  1. ^ a b c d Kate Hardy; Sarah Kingston; Teela Sanders (16 December 2010). New Sociologies of Sex Work. Ashgate Publishing, Ltd. p. 77. ISBN 978-0-7546-7986-8. Retrieved 16 September 2012. 
  2. ^ a b Legal Services Research Centre (30 March 2009). Reaching Further: Innovation, Access and Quality in Legal Services. The Stationery Office. pp. 73–74. ISBN 978-0-11-706724-0. Retrieved 17 September 2012. 
  3. ^ a b c d e f "Maximising the Role of Outreach in Client Engagement", Dewson S, Davis S, Casebourne J. Research Report DWPRR 326, Department for Work and Pensions, 2006.
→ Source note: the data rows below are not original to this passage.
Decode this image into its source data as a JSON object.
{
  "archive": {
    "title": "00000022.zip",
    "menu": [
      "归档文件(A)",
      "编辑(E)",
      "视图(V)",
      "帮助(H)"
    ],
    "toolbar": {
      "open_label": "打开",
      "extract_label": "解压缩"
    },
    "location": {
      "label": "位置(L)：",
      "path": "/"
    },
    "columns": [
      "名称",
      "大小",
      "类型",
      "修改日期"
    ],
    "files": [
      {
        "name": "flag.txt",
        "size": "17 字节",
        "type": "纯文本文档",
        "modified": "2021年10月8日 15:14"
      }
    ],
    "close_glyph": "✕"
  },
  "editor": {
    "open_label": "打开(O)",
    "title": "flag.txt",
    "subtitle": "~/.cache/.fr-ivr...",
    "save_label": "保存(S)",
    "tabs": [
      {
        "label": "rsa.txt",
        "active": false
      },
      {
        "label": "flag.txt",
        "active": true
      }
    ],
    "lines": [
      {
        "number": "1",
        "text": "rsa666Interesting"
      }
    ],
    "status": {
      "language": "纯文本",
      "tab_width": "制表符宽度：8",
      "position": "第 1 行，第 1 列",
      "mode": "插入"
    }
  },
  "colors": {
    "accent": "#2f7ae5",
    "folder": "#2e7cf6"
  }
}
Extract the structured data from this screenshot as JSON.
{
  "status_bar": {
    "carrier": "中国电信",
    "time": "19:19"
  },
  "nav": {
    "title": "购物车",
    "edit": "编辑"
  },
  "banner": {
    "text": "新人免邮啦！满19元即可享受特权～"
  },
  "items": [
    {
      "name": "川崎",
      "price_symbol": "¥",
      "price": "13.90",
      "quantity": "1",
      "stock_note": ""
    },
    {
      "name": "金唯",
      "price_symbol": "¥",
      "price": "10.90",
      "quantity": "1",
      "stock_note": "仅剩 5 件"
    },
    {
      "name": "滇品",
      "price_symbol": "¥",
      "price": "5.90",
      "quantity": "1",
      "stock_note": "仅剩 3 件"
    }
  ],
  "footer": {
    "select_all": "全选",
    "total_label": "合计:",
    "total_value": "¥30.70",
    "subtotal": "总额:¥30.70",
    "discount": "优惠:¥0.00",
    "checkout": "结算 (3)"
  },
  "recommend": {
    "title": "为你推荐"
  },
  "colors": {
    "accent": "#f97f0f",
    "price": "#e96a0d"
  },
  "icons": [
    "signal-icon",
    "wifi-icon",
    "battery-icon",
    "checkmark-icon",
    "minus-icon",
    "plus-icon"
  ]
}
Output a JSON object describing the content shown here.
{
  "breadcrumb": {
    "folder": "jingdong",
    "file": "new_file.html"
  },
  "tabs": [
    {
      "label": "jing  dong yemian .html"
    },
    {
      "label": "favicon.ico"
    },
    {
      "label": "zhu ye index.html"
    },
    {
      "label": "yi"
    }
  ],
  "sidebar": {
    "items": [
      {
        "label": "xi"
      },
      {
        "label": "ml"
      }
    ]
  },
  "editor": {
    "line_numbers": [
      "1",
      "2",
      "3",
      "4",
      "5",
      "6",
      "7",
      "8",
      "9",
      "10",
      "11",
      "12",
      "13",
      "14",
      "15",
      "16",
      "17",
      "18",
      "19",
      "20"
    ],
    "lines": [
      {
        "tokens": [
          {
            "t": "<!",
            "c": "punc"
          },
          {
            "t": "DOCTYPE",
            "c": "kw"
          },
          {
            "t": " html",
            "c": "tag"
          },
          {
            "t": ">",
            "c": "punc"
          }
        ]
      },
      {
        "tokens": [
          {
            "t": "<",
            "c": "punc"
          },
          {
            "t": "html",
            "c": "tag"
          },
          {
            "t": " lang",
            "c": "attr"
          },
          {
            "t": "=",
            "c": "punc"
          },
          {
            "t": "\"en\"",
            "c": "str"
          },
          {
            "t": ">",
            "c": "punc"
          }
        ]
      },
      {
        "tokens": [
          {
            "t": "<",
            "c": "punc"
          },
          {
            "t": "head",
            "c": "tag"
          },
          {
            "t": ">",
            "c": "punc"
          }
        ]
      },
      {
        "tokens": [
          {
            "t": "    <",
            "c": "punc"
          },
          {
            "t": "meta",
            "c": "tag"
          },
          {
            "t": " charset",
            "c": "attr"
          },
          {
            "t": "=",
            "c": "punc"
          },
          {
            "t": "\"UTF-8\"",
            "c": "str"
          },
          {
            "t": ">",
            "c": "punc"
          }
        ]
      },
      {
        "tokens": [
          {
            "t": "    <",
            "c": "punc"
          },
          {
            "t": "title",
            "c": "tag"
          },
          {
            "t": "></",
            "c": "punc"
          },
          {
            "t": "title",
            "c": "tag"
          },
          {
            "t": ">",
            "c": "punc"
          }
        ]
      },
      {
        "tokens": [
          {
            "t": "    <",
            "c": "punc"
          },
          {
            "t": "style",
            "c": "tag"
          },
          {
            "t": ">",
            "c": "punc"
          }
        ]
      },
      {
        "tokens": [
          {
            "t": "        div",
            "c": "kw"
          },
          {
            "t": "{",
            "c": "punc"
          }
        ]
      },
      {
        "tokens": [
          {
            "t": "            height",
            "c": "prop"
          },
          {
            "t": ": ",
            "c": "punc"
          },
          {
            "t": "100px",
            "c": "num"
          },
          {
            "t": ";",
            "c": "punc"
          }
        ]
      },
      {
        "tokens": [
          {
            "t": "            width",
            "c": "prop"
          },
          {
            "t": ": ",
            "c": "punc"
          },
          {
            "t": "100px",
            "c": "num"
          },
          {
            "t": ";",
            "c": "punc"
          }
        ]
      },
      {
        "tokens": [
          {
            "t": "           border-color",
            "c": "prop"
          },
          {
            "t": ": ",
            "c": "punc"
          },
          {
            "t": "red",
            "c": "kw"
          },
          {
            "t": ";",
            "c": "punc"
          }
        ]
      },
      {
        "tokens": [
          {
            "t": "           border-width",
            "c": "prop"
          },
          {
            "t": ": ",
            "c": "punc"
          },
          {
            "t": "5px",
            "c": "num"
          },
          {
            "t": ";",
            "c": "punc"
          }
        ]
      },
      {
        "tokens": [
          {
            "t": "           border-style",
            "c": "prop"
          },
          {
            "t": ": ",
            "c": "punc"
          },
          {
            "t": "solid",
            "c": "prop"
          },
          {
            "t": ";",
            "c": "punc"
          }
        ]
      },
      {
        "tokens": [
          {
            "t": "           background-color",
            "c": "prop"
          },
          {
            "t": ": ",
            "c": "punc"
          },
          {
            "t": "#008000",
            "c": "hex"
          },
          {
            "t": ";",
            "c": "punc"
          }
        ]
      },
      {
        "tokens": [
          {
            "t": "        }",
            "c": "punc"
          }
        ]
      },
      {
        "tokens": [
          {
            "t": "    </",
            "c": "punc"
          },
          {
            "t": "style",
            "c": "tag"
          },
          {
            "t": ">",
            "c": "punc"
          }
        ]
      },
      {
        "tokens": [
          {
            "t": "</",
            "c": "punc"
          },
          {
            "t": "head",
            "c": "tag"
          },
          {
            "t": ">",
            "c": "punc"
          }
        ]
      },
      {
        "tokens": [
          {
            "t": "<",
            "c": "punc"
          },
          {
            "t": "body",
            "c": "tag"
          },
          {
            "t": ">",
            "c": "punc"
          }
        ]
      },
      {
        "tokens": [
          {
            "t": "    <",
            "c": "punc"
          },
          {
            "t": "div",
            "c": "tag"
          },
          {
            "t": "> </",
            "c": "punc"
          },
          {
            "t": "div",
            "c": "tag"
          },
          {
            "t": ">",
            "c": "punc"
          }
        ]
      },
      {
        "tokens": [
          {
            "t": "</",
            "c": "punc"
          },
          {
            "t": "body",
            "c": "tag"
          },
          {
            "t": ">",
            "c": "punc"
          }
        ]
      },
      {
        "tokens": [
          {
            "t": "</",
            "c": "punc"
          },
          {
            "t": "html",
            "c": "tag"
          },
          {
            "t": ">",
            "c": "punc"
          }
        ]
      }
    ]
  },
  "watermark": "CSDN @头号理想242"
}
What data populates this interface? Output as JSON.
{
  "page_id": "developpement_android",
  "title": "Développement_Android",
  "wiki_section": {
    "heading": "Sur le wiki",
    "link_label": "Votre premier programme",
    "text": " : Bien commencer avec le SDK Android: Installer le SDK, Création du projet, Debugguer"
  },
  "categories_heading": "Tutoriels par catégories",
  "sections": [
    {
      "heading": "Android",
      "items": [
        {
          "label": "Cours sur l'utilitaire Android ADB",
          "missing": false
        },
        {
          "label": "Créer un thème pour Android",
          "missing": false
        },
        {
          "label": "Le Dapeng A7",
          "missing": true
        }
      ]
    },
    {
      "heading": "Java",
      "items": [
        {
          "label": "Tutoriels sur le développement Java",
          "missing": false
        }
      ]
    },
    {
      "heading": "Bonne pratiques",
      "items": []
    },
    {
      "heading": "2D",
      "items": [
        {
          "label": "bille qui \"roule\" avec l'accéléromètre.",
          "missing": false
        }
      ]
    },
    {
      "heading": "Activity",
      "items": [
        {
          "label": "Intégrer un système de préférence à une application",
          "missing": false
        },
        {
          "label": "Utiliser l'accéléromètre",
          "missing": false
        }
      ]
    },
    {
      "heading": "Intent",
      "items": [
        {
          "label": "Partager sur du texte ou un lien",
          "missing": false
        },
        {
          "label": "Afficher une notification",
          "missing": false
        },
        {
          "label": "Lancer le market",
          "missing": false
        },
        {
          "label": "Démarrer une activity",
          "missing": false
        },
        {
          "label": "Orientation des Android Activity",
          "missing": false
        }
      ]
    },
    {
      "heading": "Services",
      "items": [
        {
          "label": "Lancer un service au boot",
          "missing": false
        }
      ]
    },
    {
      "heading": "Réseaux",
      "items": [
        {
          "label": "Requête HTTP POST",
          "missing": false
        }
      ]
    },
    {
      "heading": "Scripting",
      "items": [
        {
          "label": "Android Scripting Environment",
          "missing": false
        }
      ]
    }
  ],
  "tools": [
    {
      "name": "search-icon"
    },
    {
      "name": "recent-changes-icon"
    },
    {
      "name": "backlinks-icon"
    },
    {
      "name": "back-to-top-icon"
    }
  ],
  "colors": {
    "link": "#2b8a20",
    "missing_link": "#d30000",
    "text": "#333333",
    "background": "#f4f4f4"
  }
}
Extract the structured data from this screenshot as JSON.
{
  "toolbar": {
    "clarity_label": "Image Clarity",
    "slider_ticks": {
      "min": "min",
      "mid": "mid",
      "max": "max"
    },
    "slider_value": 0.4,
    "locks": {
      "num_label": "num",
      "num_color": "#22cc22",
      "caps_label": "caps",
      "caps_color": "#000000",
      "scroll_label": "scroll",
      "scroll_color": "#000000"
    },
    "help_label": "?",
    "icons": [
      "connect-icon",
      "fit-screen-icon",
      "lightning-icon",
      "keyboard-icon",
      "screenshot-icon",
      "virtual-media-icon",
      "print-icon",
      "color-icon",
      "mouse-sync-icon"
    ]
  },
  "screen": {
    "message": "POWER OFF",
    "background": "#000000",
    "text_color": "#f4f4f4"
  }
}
  4. ^ Baldur Eliasson; Pierce Riemer; Alexander Wokaun (1999). Greenhouse Gas Control Technologies: Proceedings of the 4th International Conference on Greenhouse Gas Control Technologies, 30 August-2 September 1998, Interlaken, Switzerland. Elsevier. p. 244. ISBN 978-0-08-043018-8. Retrieved 17 September 2012. 
  5. ^ a b Tim Rhodes (1996). Outreach Work with Drug Users: Principles and Practice. Council of Europe. pp. 25–26. ISBN 978-92-871-3110-2. Retrieved 17 September 2012. 
  6. ^ Bonnie Sachatello-Sawyer (1 October 2002). Adult Museum Programs: Designing Meaningful Experiences. Rowman Altamira. p. 53. ISBN 978-0-7591-0097-8. Retrieved 17 September 2012. 
  7. ^ "Outreach Wiki". Outreach.wikimedia.org. 2012-08-13. Retrieved 2012-09-17. 
  8. ^ About Us, Outreach Judaism website. Accessed January 9, 2011.